Much like thin, overplucked eyebrows or squabbling furiously with your parents, acne is typically associated with our teens—existing as this rite-of-passage we endure until our hormones chill out. But acne doesn’t end in our teens for all of us. A 2007 study of acne sufferers conducted by the University of Alabama found that roughly 51% of the women and 43% of the men surveyed were aged between 20 and 29. Further to that, roughly 26% of women and 12% of men were aged between 40 and 49.
Scientifically, the only difference between adult acne and acne is that adults get adult acne. (Groundbreaking discovery, right?) But much like acne itself, scientists are at odds with each other over what the causes of adult acne actually is. The affliction, then, feels modern—and so, the first hypothesis is that it’s about what we’re eating and what we’re exposed to. A 1999 study from the UK reported that in the space of a decade, the average age of an adult with acne rose from 20.5 to 26.5. One *possible* driving factor here? Certain kinds of carbs.
Okay so before we go ahead, a quick disclaimer: We’re not here to shame, but foods that our bodies burn up quite easily, otherwise known as foods with a higher glycemic index, have scientifically been linked with with acne. In a 2016 study, published in the Journal of the American Academy of Dermatology, researchers explored the connection between diet and acne, (think things like our dairy consumption and insulin resistance). What they found was those who ate more foods with a higher glycemic index—so refined breads, cakes and such—had greater instances of acne. Meaning, that those everything bagels we have on Sunday, or the couple slices of pizza we grab on our stumble walk home after a night out, could be showing up on our faces. The key word is could, though, because other research suggests adult acne might be related to something else: hormones.

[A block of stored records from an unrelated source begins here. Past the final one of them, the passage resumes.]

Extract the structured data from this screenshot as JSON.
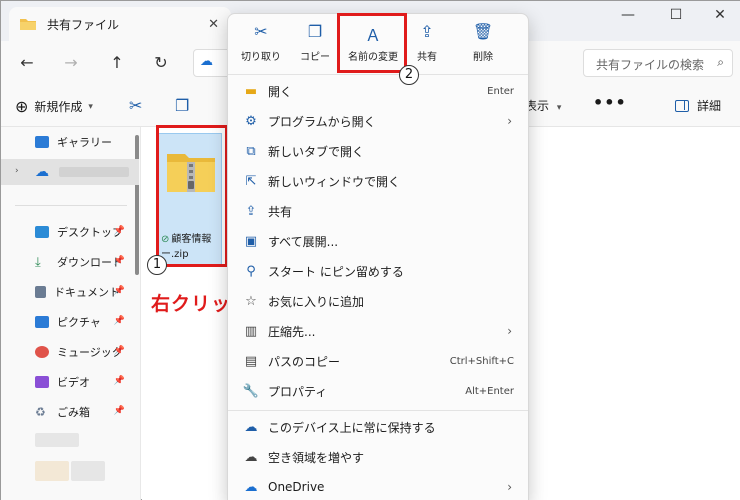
{
  "window": {
    "tab_title": "共有ファイル",
    "tab_close": "✕",
    "minimize": "—",
    "maximize": "☐",
    "close": "✕"
  },
  "address": {
    "search_placeholder": "共有ファイルの検索"
  },
  "commandbar": {
    "new_label": "新規作成",
    "view_label": "表示",
    "more_label": "•••",
    "details_label": "詳細"
  },
  "sidebar": {
    "items": [
      {
        "label": "ギャラリー",
        "icon": "gallery-icon",
        "color": "#2b7bd6"
      },
      {
        "label": "",
        "icon": "onedrive-icon",
        "color": "#1b6fd0"
      },
      {
        "label": "デスクトップ",
        "icon": "desktop-icon",
        "color": "#2b8bd6",
        "pinned": true
      },
      {
        "label": "ダウンロード",
        "icon": "download-icon",
        "color": "#2e8b57",
        "pinned": true
      },
      {
        "label": "ドキュメント",
        "icon": "document-icon",
        "color": "#6b7c93",
        "pinned": true
      },
      {
        "label": "ピクチャ",
        "icon": "pictures-icon",
        "color": "#2b7bd6",
        "pinned": true
      },
      {
        "label": "ミュージック",
        "icon": "music-icon",
        "color": "#e0534a",
        "pinned": true
      },
      {
        "label": "ビデオ",
        "icon": "video-icon",
        "color": "#8a4fd6",
        "pinned": true
      },
      {
        "label": "ごみ箱",
        "icon": "recycle-bin-icon",
        "color": "#6b7c93",
        "pinned": true
      }
    ]
  },
  "file": {
    "name_line1": "顧客情報",
    "name_line2": "ー.zip"
  },
  "annotations": {
    "step1": "1",
    "step2": "2",
    "right_click_text": "右クリック"
  },
  "context_menu": {
    "top_actions": [
      {
        "label": "切り取り",
        "icon": "cut-icon"
      },
      {
        "label": "コピー",
        "icon": "copy-icon"
      },
      {
        "label": "名前の変更",
        "icon": "rename-icon"
      },
      {
        "label": "共有",
        "icon": "share-icon"
      },
      {
        "label": "削除",
        "icon": "delete-icon"
      }
    ],
    "items": [
      {
        "label": "開く",
        "shortcut": "Enter",
        "icon": "open-folder-icon"
      },
      {
        "label": "プログラムから開く",
        "shortcut": "",
        "icon": "open-with-icon",
        "submenu": true
      },
      {
        "label": "新しいタブで開く",
        "shortcut": "",
        "icon": "new-tab-icon"
      },
      {
        "label": "新しいウィンドウで開く",
        "shortcut": "",
        "icon": "new-window-icon"
      },
      {
        "label": "共有",
        "shortcut": "",
        "icon": "share-icon"
      },
      {
        "label": "すべて展開...",
        "shortcut": "",
        "icon": "extract-icon"
      },
      {
        "label": "スタート にピン留めする",
        "shortcut": "",
        "icon": "pin-icon"
      },
      {
        "label": "お気に入りに追加",
        "shortcut": "",
        "icon": "star-icon"
      },
      {
        "label": "圧縮先...",
        "shortcut": "",
        "icon": "compress-icon",
        "submenu": true
      },
      {
        "label": "パスのコピー",
        "shortcut": "Ctrl+Shift+C",
        "icon": "copy-path-icon"
      },
      {
        "label": "プロパティ",
        "shortcut": "Alt+Enter",
        "icon": "properties-icon"
      },
      {
        "label": "このデバイス上に常に保持する",
        "shortcut": "",
        "icon": "keep-on-device-icon"
      },
      {
        "label": "空き領域を増やす",
        "shortcut": "",
        "icon": "free-space-icon"
      },
      {
        "label": "OneDrive",
        "shortcut": "",
        "icon": "onedrive-icon",
        "submenu": true
      }
    ]
  }
}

Let’s quickly recap: That 2007 study from the University of Alabama we mentioned earlier, alongside some more recent studies, all reference how women are much more likely to develop acne than men are. And a key factor in that, at least for women, is suggested to be hormones. Using this point of gender-specific acne, a 2013 Braillian study for example found that for the majority of the women surveyed who had adult acne had higher-than-average levels of both androgen and dehydroepiandrosterone—two hormones involved in menstruation. Which, when translated from scientist, means that women are better candidates for getting acne.
Before anyone freaks out, it’s important to note that there are a lot of studies on what causes adult acne with other theories suggesting genes, excessive makeup or, as a 2017 study from the Nova Derm Dermatology Centre in Warsaw found, stress to be contributing factors. But while adult acne may not have one conclusive cause, the point is that it’s super common, super treatable and super normal to have. So relax, enjoy that bagel, and if anything pops up — you know who to call.
(Us. You call us.)